(Stored entries)
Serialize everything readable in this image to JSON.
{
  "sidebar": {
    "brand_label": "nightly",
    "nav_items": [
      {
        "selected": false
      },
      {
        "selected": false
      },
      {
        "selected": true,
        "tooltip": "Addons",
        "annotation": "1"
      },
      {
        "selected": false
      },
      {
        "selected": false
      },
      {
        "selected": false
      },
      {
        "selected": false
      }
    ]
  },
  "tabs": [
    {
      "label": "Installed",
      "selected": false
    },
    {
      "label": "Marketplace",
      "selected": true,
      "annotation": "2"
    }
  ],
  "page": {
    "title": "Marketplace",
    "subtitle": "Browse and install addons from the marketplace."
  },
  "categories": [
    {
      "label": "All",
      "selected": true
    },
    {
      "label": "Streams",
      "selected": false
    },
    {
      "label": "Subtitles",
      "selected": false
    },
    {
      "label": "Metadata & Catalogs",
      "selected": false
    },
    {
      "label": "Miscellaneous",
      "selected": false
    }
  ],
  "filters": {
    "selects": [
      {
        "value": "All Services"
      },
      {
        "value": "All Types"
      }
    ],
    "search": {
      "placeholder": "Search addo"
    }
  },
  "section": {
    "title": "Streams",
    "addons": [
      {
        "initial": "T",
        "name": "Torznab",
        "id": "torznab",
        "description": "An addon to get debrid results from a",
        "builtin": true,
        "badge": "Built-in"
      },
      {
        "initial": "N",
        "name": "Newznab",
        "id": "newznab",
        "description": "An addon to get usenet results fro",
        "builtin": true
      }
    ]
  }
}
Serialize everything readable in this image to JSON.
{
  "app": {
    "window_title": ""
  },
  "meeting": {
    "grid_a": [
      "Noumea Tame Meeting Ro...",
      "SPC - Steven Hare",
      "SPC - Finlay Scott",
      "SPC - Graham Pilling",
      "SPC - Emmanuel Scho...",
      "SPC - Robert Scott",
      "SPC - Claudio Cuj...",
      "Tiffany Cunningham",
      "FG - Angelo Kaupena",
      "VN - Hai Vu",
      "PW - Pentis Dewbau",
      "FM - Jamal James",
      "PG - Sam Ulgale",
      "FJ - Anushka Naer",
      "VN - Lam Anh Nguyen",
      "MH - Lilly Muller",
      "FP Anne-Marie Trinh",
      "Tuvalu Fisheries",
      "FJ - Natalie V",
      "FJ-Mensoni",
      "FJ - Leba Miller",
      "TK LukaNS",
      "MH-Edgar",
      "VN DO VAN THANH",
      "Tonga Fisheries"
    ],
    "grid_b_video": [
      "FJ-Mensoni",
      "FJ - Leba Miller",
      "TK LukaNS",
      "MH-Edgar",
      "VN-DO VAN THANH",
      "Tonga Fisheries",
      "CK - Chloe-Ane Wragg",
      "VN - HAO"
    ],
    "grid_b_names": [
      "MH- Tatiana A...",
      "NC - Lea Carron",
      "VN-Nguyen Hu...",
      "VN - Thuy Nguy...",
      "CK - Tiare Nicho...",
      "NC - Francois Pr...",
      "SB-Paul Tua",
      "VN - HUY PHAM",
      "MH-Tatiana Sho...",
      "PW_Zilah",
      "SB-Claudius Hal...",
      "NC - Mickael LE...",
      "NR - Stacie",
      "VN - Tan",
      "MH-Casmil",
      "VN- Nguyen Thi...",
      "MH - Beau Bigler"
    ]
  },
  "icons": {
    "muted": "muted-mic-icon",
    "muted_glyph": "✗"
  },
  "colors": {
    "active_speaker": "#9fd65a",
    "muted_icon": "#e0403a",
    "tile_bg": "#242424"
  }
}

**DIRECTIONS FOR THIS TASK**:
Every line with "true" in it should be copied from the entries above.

**ANSWER FOR THE TASK**:
        "selected": true,
      "selected": true,
      "selected": true
        "builtin": true,
        "builtin": true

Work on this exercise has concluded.